Every human being has a right to a clean environment and we need a multilateral   cooperation among all stakeholders to ensure that we tackle the diverse effects of climate change, that is threatening our very existence.


That was the rallying call during a one-day conference on climate action grassroots activism and human rights at the University of Nairobi.

Speaking during the event, Prof. Patricia Kameri Mbote, observed that human right to a clean environment is a game changer. United Nations General Assembly (UNGA) recognized human right to a clean environment. She pointed out that we need multi stakeholder engagement to achieve clean environment for all. “ All actors need to play their role. Countries need to play their roles through cross ministerial cooperation with local actors,” she said.

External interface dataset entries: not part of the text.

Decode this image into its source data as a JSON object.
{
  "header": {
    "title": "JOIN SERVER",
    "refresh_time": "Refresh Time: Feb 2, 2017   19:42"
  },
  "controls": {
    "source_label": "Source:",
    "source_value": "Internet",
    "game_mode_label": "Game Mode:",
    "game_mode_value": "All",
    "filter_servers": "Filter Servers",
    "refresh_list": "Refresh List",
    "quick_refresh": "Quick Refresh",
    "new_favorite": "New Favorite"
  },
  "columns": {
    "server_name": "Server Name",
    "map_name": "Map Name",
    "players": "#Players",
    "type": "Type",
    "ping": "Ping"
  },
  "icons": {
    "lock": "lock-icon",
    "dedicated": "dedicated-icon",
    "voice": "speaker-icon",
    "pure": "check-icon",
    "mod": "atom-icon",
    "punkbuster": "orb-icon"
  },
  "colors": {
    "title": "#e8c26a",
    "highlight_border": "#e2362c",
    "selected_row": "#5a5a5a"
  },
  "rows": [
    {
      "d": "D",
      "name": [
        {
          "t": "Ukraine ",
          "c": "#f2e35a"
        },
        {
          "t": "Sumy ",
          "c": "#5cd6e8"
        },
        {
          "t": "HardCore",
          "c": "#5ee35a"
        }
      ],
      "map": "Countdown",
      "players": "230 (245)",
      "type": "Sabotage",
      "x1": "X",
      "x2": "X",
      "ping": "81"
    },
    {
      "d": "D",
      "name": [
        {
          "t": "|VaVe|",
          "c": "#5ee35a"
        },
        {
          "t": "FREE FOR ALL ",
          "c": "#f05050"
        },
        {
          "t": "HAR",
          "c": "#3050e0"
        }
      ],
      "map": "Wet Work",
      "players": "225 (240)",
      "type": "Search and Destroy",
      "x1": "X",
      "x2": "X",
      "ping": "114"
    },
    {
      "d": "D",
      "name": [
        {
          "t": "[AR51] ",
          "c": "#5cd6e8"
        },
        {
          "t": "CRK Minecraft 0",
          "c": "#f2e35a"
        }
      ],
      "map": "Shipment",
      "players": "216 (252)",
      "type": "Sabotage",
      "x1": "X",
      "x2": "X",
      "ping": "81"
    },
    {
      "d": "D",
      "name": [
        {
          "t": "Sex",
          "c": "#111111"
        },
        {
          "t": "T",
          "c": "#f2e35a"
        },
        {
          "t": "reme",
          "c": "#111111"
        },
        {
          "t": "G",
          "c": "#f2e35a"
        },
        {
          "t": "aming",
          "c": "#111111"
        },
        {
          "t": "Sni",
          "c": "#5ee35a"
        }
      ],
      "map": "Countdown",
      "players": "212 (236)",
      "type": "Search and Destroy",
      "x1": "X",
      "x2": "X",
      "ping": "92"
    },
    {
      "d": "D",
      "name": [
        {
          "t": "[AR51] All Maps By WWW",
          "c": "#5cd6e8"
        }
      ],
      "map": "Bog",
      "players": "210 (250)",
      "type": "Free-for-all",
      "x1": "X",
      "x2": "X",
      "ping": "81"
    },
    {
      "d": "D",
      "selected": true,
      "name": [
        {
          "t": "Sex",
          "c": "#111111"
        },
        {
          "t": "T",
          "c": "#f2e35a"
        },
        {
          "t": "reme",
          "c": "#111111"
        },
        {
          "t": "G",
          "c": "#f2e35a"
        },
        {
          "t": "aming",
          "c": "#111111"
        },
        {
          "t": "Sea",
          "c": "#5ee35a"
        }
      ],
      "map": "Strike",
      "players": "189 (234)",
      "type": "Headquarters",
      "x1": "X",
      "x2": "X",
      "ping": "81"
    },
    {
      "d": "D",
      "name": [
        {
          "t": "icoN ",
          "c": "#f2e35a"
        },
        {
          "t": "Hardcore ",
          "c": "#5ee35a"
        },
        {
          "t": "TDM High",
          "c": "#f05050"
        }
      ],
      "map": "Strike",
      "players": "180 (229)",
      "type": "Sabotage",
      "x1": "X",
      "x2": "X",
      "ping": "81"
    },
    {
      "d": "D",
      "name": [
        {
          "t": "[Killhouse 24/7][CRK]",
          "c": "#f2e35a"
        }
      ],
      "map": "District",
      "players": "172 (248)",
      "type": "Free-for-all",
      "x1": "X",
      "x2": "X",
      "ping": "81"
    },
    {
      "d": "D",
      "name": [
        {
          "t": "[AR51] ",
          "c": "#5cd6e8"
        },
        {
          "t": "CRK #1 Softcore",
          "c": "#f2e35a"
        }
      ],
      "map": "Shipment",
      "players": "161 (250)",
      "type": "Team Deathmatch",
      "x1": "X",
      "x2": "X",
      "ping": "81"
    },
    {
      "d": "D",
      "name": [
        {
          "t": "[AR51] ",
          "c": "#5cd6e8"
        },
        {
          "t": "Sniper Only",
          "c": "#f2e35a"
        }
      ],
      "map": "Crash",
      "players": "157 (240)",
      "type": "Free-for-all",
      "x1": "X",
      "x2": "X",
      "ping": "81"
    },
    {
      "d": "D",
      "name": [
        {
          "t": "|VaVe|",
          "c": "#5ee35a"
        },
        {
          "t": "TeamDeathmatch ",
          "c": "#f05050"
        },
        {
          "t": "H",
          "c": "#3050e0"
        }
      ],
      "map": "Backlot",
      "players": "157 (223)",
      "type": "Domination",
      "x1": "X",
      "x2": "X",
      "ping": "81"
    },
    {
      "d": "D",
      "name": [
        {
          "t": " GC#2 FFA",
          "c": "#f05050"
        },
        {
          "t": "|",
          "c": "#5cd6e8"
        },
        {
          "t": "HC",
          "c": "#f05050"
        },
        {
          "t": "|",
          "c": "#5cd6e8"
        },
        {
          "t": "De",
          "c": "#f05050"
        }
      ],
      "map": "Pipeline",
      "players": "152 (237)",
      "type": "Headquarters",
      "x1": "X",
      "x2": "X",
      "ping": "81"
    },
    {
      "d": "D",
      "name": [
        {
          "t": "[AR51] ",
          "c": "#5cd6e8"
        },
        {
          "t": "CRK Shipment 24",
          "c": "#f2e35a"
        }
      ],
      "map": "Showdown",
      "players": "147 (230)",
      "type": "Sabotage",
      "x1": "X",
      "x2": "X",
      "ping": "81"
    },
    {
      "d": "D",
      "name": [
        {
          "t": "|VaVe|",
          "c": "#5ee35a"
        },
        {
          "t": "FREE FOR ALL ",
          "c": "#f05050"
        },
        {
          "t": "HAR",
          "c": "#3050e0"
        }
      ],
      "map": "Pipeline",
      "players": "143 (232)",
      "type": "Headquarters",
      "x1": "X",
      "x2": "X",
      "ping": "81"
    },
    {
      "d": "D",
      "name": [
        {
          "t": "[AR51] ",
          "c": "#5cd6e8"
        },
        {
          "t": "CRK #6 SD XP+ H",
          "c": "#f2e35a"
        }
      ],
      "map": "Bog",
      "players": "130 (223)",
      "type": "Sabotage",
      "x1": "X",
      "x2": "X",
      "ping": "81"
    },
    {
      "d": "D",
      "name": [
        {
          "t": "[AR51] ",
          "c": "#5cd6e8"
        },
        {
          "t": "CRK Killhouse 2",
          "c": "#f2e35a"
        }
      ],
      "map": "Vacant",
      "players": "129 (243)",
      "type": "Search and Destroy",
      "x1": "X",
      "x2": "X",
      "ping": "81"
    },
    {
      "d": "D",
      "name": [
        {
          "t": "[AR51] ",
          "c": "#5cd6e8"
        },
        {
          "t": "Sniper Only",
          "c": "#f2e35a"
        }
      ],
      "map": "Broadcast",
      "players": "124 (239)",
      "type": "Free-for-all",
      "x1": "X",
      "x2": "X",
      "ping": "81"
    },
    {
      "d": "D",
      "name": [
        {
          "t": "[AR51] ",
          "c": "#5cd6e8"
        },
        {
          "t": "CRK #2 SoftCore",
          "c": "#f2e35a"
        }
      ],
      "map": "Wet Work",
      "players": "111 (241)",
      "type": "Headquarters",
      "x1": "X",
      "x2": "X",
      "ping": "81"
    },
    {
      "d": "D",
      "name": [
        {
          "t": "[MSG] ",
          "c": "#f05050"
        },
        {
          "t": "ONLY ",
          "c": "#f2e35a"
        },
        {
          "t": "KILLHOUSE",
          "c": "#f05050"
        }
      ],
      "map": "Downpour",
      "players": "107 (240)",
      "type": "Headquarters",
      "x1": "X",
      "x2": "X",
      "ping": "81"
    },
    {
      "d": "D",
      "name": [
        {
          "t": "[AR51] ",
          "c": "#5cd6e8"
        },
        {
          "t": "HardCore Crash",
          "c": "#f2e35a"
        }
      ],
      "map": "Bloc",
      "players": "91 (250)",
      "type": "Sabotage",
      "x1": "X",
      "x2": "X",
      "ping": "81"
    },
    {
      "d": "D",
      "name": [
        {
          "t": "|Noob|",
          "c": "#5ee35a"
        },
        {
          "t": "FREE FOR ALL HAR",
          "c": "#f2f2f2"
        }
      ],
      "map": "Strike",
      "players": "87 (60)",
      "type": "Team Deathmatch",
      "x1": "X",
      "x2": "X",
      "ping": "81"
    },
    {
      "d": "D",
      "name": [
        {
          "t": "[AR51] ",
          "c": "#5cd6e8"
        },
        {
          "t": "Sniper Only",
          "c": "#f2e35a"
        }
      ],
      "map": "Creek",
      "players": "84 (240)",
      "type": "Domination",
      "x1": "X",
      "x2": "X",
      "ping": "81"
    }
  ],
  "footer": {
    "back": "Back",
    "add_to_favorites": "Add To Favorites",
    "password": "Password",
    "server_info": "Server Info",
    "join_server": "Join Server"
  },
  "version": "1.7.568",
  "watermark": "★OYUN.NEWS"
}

Prof. Mbote also urged governments to work closely to ensure that we have a clean environment. She pointed out that environment doesn’t have borders. Governments can collaborate to deal with the effects of climate change. “Governments through their legislative organs can enact laws to ensure we have environmental justice. Those who are responsible for environmental degradation can be held responsible”, she said.

Quoting United Nations Secretary-General, Mr. António Guterres, Prof. Mbote observed that those who cause environmental damage should pay for it. She opined that by doing that, we shall be working towards Social Development Goals 16 and 13.

She also challenged the academia to play its part in training Environmental Lawyers who will active role in climate litigation which is now emerging as a means to achieve Climate Justice. “Environmental Law is the youngest and growing faster. Many environmental laws have been concluded since Stockholm in 1970,” she said.  

In her conclusion, she observed that we need inclusion, networking , multilateralism to protect people and planet. 

Prof. Winnie Kamau, Dean, Faculty of Law, pointed out that the role of grassroots remains critical. Humans rights is core. UN Assembly recognized importance of human rights. She outlined the importance of development financing and how it impacts grassroots. 

Malin Oud, said that investing in climate change is critical and top down approach is incomplete. “We need to hold government to account through grassroots lobbying and advocacy”, she said.  

Conference participants pointed out climate change effects and how it has negatively impacted lives. Climate change has impacted food production, agriculture and it’s a threat to human life and more so vulnerable people. Other negative impacts pointed out include inequality of income. It was also observed that women and girls, youth, elderly people are more affected by diverse effects of climate change and they have no insurance to recover. 

Together, let’s leave no one behind as climate change is not limited to one country.

Event was sponsored by China Dialogue, University of Nairobi and Raoul Wallenberg Institute of Human Rights and Humanitarian Law.